The purpose of this phenomenological study was to explore how educators describe their lived experiences with regard to addressing social skills challenges for children with ASD and what meaning can be derived from the experiences of those educators. Digitally recorded semistructured interviews were conducted with twelve educators working in school settings in Southern California. The participants held a variety of titles and all participants had at least six years of experience teaching social skills to children with ASD. Findings from this study resulted in five major thematic groups: (a) defining social skills; (b) how social skills are assessed; (c) program characteristics; (d) instructional and standardization challenges; and (e) critical factors. Study findings primarily indicated a need for a more structured approach to research due to the diversity within the ASD diagnosis and the complexity and broad nature of social skills. Two major recommendations for future research evolved from this study. First, future research should systematically explore the varying characteristics within the ASD population and how intervention strategies or intervention types impact the subpopulations within the ASD diagnosis. Finally, research should explore social motivation as a possible pivotal characteristic for successful social skills development and whether it is possible to cultivate motivation.
|Commitee:||Blomquist, Ann, Lent, Diane|
|School:||University of Phoenix|
|Department:||Educational Leadership - Curriculum and Instruction|
|School Location:||United States -- Arizona|
|Source:||DAI-A 77/05(E), Dissertation Abstracts International|
|Subjects:||Special education, Teacher education, Curriculum development|
|Keywords:||Asperger syndrome, Autism, Autism spectrum disorders, Pervasive developmental delay, Social cognition, Social skills|
Copyright in each Dissertation and Thesis is retained by the author.
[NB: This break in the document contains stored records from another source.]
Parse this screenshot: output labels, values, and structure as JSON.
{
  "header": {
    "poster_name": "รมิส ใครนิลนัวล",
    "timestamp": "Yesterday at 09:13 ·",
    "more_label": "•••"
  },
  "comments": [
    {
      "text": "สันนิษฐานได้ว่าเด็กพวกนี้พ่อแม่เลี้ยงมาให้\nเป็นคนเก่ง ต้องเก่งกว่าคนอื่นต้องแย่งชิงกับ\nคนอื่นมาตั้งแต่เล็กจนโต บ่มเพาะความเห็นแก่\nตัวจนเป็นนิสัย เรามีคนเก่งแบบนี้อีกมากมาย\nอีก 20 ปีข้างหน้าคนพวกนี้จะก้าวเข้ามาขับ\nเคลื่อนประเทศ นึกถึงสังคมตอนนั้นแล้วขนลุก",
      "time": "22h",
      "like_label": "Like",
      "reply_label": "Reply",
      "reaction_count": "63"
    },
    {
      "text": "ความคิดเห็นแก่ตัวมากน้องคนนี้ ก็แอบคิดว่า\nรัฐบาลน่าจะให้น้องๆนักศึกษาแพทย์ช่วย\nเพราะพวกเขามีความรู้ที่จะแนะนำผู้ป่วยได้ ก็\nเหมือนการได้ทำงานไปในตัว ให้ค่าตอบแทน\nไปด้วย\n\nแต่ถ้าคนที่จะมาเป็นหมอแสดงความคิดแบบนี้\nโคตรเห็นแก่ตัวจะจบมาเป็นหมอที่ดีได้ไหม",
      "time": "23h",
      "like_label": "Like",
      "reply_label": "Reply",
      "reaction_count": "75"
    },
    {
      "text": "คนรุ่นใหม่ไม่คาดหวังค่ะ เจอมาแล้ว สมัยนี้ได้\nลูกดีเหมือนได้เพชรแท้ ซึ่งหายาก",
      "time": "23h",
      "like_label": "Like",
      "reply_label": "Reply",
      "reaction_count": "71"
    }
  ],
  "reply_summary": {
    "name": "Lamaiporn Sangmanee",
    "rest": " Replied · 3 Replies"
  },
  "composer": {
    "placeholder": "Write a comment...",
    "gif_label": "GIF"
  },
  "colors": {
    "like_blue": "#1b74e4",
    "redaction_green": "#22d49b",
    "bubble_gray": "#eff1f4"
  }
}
All Rights Reserved
The supplemental file or files you are about to download were provided to ProQuest by the author as part of a
dissertation or thesis. The supplemental files are provided "AS IS" without warranty. ProQuest is not responsible for the
content, format or impact on the supplemental file(s) on our system. in some cases, the file type may be unknown or
may be a .exe file. We recommend caution as you open such files.
Copyright of the original materials contained in the supplemental file is retained by the author and your access to the
supplemental files is subject to the ProQuest Terms and Conditions of use.
Depending on the size of the file(s) you are downloading, the system may take some time to download them. Please be